I then facilitated a session on building and sustaining FOSS communities. Many of the themes were not new, but what was so encouraging and enlightening about discussions were the depth of passion people felt for the groups of which they were a part (including Andy Gelme – President of Melbourne Community Connected Hackerspaces and Ben Sturmfels, Convenor of the Melbourne Free Software Group).

We covered a lot of ground. Discussions started around community standards – standards of dress, behaviour, deportment andw hygiene are seen as important – both to set expectations and avoid ‘putting off’ potential new members of the community. The need for leadership, management and facilitation skills for those in senior roles in free software groups was discussed, without reaching consensus on whether it would be worthwhile to actually invest money in providing training for key members. This naturally led into a thread on the need for mentoring within the community – and establishing both formal and informal channels for knowledge sharing to continuously nurture a pool of talent ready to take on leadership roles. Diversity, as ever, was a hot topic – and it was encouraging to have three women (including myself) in the group of a dozen or so. The general feeling in the room was that there is no silver bullet to solving issues of diversity and inclusion – other than that as a community we have to critically examine our practises to ensure we are not being unwittingly exclusive in our behaviours.

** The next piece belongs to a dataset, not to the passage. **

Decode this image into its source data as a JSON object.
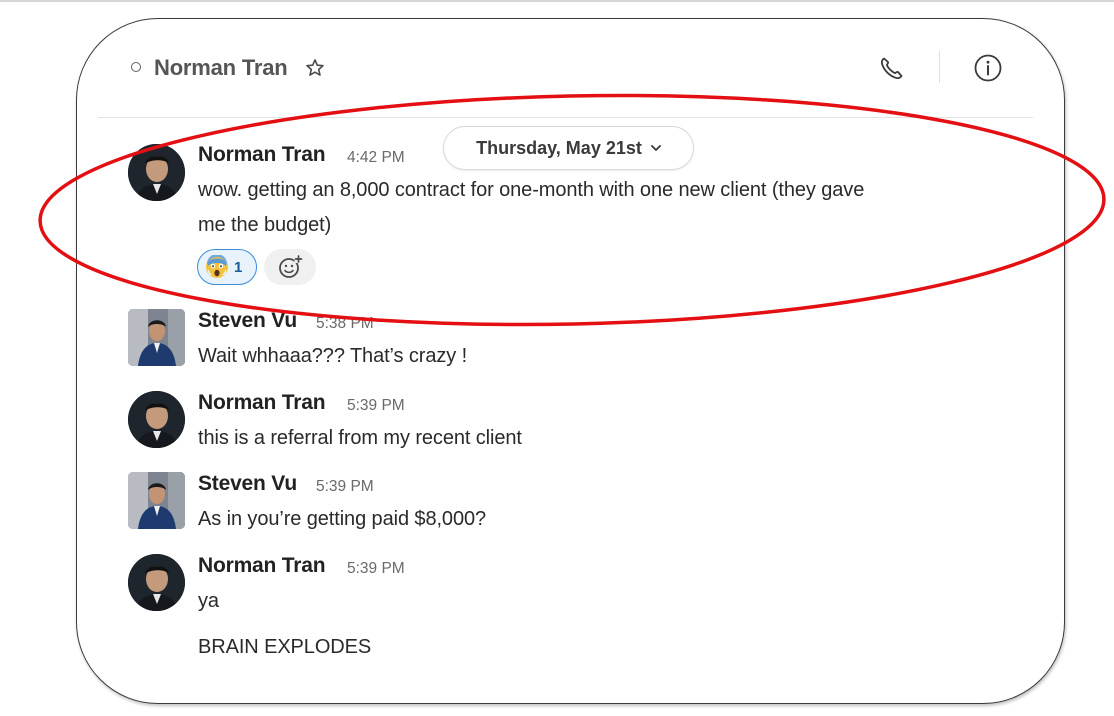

The difficulties of establishing FOSS communities in regional areas – without a large critical mass of interested people – were also touched on. Here, the group suggested having regular groups with a broader focus to ensure sustainability and sufficient interest – such as a programming group rather than one focussing on a specific language or technology.

We also did some ‘blue sky’ work, and envisioned what we would like free and open source software groups to evolve into over the next few years. To summarise, the desire was to be recognised as a legitimate and trusted source of advice both for open hardware and software solutions. In particular, the desire to be viewed by industry and business as a respectable, reputable option viz a viz proprietary options, was highlighted. The need to do more ‘reach out’ type work with other community groups focussing on social equity and justice was also a strong theme of the session.

The threads from the discussion were mapped using FreeMind and are available below.

NOTE: Unlike the rest of the material in this blog, this post is released under the CC-BY license as below.

Creative Commons License Software Freedom Day Melbourne 2011 FOSS Community Building by Kathy Reid is licensed under a Creative Commons Attribution 3.0 Unported License. Based on a work at